OpenCV is multithreaded, and you can set the number of threads it uses by cvSetNumThreads(N). The haar cascades used for face and other feature detection will fully utilize all the threads you give it. Using glib.timeout_add( miliseconds, self.loop ) even with 4 threads you will still get unacceptable lag doing haar detection on a 320x240 image; the GUI will become unresponsive because glib will not update its own events if the timeout is always fully loaded.

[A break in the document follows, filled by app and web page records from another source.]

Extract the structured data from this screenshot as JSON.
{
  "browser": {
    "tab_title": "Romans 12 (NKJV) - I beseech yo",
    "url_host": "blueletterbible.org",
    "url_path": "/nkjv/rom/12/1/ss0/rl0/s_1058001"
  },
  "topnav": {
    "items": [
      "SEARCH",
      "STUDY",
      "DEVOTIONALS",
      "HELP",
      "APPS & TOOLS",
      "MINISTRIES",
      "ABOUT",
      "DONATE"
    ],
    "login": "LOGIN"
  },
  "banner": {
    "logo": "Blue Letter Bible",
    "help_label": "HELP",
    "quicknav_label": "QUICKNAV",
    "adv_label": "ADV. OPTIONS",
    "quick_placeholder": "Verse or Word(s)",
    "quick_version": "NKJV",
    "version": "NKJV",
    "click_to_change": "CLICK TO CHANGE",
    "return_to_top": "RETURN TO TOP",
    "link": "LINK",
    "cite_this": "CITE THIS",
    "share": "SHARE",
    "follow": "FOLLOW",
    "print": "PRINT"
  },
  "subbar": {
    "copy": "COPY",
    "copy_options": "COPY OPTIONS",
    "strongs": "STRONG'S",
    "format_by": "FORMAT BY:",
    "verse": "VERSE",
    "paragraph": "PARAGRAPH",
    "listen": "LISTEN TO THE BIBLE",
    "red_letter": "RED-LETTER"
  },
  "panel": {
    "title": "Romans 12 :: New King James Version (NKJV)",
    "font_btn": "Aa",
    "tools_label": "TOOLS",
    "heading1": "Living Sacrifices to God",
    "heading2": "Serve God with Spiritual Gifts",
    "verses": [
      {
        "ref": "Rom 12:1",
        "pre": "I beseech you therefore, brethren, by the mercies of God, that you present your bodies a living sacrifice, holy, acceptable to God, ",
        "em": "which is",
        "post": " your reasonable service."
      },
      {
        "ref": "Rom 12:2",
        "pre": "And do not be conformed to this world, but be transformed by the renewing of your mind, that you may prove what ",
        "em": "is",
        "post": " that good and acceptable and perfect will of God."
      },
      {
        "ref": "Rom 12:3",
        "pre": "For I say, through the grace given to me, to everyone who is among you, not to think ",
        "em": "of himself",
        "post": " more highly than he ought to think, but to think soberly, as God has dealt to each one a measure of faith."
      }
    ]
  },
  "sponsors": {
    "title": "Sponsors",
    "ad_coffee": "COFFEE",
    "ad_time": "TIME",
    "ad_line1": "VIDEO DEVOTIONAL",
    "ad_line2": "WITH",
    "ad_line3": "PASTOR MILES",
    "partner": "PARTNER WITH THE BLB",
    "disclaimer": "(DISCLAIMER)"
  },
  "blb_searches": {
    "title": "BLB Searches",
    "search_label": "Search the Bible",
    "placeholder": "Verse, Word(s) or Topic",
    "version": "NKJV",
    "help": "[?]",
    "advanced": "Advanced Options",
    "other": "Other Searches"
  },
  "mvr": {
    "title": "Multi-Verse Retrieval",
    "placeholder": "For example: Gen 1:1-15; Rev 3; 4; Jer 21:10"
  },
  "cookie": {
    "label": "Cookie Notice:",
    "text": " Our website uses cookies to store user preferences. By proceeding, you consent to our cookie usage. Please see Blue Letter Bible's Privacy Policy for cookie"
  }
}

The solution is spliting the process in two so that pygtk can have its own core and update without being blocked by the OpenCV/Pygame process. One approach for this is to use the subprocess module, and serialize data from the GUI to the OpenCV/Pygame process over a pipe - but this is rather slow. The fastest approach available in Python is the multiprocessing module that uses ctypes wrapped sharedmemory. If sharedmemory is only read from the OpenCV/Pygame process then there will be no data copy overhead, giving us the maximum possible speed. (copy-on-write is implemented in hardware and supported by modern Linux kernels.)
Ctypes restricts what types can be shared, so its not possible to share a dictionary or instance. Luckly ctypes has a simple interface for using C-level structs, and all the data from the GUI can easily be reformatted from using a dictionary to using structs in an array.
_cfg_ubytes = 'active alpha blur athresh_block_size thresh_min thresh_max'.split()
_cfg_ubytes += 'FXstencil FXblur FXsobel FXathresh FXthresh FXdetect'.split()
class LayerConfig( ctypes.Structure ):
_fields_ = [ ('colorspace',ctypes.c_int) ]
for tag in _cfg_ubytes: _fields_.append( (tag, ctypes.c_ubyte) )
mysharedmemory = multiprocessing.sharedctypes.Array( LayerConfig, [ (cv.CV_BGR2RGB,) ], lock=False )